● **About this task**
What lines in the data below mention the string "Waarom"? Copy them out.

● **Data to examine**

• • • • • • •

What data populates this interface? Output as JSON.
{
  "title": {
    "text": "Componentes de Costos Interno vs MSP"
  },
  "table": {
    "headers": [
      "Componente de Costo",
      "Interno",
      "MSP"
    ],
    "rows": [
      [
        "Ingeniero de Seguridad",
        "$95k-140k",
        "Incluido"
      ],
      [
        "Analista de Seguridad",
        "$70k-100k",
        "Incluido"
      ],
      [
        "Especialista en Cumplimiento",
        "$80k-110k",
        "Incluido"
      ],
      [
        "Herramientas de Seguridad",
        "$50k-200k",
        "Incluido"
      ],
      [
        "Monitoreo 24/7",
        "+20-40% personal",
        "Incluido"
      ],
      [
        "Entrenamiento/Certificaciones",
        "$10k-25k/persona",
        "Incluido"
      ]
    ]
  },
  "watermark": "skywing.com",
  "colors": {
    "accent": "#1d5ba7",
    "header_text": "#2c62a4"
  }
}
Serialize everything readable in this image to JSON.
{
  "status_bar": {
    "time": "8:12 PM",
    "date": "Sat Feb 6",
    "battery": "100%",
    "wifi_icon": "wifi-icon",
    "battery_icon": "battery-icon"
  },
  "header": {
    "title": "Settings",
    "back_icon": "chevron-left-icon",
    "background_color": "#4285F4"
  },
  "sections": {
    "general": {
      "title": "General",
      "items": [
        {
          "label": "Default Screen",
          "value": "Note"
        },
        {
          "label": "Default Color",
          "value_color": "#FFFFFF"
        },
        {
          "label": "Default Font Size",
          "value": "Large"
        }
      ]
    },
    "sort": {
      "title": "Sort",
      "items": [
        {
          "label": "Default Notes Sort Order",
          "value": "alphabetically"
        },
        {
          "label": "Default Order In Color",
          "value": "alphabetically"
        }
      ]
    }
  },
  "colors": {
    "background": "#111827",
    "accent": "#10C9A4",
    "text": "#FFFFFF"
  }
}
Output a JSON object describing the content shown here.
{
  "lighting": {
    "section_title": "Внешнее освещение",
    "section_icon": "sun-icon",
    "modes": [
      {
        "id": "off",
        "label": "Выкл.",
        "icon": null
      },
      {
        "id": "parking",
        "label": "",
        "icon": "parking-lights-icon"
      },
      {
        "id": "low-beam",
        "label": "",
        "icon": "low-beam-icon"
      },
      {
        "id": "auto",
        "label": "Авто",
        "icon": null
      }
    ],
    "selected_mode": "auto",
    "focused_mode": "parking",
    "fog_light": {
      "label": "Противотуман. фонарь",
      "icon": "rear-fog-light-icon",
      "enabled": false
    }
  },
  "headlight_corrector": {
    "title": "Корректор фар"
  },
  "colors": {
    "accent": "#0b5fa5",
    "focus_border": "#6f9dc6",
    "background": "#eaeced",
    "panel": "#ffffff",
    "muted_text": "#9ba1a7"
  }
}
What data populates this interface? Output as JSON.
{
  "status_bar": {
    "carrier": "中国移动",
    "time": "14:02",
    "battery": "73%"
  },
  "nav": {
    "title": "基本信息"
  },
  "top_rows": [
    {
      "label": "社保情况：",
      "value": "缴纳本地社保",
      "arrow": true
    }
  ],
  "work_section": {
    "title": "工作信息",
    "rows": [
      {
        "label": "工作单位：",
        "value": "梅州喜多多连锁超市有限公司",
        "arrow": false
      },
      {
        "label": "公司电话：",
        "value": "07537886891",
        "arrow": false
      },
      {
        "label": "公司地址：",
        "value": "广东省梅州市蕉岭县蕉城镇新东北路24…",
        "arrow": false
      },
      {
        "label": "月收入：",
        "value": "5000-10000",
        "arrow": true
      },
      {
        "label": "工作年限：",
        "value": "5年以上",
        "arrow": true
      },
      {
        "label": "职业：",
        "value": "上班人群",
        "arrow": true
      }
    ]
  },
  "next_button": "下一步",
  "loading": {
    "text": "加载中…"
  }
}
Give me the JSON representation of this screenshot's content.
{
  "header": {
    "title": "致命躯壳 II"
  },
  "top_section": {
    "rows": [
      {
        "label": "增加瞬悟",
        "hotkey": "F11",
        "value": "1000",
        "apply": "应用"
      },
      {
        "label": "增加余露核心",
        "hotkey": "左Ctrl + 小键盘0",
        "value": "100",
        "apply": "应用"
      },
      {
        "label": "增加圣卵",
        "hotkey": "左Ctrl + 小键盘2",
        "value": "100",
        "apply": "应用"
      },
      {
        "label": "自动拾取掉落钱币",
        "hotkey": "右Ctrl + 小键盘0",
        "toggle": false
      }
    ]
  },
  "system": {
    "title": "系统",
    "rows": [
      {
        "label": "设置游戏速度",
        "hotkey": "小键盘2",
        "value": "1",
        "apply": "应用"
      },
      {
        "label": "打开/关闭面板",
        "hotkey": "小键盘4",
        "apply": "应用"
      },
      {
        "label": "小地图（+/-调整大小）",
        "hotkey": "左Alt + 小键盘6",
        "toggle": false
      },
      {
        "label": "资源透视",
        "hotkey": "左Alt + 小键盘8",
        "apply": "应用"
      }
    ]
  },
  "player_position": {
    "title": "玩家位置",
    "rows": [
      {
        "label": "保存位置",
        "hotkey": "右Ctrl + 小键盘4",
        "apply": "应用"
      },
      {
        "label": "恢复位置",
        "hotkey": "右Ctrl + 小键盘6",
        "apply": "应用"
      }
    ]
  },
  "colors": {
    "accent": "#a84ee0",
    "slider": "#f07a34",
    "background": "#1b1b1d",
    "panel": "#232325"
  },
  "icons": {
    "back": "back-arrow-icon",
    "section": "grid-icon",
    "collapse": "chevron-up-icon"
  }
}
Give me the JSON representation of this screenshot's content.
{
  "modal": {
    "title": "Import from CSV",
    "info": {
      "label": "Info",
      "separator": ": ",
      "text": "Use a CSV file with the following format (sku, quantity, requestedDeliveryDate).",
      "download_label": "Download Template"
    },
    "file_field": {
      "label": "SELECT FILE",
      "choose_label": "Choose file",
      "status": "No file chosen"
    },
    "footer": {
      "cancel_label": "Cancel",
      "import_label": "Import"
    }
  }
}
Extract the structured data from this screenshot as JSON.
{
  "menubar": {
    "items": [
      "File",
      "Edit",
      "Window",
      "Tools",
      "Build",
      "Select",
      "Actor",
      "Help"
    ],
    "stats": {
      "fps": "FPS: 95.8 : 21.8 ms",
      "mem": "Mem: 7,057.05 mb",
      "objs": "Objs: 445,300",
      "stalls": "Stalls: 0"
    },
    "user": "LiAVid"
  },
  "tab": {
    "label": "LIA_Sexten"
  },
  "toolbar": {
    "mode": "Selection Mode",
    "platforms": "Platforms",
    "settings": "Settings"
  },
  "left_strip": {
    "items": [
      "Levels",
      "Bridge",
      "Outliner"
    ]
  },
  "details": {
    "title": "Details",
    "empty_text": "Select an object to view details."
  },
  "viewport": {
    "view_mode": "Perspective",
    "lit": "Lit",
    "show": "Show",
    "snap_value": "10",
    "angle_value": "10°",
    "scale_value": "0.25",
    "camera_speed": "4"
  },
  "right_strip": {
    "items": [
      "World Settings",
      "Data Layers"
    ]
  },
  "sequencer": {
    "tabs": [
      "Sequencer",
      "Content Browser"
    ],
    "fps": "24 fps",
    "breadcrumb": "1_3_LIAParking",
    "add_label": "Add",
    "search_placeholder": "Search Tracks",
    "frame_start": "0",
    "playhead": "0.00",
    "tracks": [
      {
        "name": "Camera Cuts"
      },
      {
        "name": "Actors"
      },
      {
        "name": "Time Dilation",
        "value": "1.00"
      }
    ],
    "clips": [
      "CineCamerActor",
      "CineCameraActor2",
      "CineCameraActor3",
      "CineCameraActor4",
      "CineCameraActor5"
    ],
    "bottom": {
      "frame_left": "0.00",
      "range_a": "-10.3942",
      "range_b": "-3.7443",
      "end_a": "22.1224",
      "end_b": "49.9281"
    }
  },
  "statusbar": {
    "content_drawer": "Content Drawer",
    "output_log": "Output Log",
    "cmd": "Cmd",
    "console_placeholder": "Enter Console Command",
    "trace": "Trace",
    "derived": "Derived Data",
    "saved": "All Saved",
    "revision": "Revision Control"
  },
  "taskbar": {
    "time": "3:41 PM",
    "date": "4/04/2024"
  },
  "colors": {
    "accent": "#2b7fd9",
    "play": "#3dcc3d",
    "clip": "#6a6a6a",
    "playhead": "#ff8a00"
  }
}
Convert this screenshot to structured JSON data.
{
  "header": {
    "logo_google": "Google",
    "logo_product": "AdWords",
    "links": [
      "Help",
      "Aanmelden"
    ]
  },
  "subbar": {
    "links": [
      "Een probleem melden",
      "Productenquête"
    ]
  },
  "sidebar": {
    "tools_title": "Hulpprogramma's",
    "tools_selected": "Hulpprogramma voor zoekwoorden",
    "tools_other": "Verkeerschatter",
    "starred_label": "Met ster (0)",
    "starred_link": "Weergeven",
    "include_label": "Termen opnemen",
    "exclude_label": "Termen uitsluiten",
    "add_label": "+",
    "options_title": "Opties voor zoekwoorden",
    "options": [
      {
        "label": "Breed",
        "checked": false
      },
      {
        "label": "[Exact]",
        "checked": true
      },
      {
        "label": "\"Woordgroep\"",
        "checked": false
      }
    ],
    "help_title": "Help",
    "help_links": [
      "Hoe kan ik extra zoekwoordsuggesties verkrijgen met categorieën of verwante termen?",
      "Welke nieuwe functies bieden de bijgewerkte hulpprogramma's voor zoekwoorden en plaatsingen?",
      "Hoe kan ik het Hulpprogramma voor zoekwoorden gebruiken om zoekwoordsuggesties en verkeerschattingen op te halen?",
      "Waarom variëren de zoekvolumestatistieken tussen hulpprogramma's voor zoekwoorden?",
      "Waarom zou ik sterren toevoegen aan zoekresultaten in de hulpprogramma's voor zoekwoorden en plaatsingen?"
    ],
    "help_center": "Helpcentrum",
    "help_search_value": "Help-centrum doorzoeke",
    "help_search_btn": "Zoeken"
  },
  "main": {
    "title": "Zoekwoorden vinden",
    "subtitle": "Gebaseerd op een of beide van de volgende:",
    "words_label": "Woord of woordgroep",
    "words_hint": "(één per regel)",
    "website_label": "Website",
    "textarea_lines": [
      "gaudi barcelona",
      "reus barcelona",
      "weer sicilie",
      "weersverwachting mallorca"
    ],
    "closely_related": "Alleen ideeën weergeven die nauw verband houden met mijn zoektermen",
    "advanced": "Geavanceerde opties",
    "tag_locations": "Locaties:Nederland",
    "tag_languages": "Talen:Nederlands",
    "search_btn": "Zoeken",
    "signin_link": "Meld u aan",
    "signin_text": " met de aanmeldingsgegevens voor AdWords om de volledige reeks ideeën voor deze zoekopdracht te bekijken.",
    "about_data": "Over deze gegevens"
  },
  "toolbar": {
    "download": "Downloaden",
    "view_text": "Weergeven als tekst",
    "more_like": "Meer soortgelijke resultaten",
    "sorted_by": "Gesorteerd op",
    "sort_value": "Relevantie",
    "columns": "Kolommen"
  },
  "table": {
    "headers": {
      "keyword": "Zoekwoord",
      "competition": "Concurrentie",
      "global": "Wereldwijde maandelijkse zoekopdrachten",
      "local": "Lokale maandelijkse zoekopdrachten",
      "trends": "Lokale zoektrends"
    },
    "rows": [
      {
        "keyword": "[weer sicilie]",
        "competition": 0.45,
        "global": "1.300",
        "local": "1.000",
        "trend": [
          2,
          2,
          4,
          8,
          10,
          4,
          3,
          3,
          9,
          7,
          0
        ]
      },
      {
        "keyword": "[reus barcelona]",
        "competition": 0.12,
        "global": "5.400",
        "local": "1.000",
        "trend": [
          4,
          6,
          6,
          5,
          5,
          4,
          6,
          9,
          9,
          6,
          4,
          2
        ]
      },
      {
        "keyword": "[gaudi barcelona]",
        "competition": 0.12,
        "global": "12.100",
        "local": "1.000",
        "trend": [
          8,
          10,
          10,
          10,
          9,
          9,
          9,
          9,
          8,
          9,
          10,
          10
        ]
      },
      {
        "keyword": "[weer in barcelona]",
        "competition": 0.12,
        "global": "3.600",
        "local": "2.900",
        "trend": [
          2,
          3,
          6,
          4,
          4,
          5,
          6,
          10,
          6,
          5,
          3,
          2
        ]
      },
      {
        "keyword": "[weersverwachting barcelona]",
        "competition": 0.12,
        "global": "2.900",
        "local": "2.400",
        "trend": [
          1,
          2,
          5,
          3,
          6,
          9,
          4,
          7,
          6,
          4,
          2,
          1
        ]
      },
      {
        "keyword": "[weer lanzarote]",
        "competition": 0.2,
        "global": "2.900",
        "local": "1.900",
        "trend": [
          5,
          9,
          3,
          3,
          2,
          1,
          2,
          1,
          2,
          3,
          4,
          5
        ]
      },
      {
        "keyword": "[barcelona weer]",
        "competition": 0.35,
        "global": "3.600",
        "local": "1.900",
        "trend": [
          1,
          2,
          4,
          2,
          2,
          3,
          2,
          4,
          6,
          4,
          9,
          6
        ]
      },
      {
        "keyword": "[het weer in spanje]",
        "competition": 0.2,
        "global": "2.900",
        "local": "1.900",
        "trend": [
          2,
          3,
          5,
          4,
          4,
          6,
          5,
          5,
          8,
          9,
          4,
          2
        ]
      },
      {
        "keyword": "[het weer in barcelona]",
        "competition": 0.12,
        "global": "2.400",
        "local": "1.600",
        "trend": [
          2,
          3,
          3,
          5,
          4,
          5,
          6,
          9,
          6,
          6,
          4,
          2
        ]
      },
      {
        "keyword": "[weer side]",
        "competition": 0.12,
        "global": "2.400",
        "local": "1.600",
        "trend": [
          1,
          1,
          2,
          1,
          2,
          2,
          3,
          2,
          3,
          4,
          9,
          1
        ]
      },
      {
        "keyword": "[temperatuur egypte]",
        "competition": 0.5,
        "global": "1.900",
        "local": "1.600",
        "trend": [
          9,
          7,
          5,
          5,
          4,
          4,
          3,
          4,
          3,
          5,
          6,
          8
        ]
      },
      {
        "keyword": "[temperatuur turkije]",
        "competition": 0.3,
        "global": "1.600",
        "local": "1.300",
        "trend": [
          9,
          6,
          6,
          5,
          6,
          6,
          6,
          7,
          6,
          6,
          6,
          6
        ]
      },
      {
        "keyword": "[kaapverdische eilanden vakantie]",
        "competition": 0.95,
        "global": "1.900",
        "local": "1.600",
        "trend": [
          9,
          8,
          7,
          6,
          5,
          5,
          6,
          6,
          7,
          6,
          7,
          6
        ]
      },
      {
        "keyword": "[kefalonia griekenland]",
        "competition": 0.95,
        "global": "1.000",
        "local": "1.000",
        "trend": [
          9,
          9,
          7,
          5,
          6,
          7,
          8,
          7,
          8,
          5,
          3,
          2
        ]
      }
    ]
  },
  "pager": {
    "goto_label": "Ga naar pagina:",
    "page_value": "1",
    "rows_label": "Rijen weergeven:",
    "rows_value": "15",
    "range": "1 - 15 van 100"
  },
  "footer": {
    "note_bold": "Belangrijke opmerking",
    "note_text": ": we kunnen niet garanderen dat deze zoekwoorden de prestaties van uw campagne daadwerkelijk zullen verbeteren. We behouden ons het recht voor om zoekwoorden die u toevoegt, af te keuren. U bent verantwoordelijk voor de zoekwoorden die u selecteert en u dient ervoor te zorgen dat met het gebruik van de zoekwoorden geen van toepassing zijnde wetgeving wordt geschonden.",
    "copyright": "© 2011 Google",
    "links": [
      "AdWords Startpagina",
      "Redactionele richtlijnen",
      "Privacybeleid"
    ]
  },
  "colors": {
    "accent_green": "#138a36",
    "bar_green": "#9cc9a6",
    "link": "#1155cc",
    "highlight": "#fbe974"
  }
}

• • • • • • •

● **Reply to the task**
      "Waarom variëren de zoekvolumestatistieken tussen hulpprogramma's voor zoekwoorden?",
      "Waarom zou ik sterren toevoegen aan zoekresultaten in de hulpprogramma's voor zoekwoorden en plaatsingen?"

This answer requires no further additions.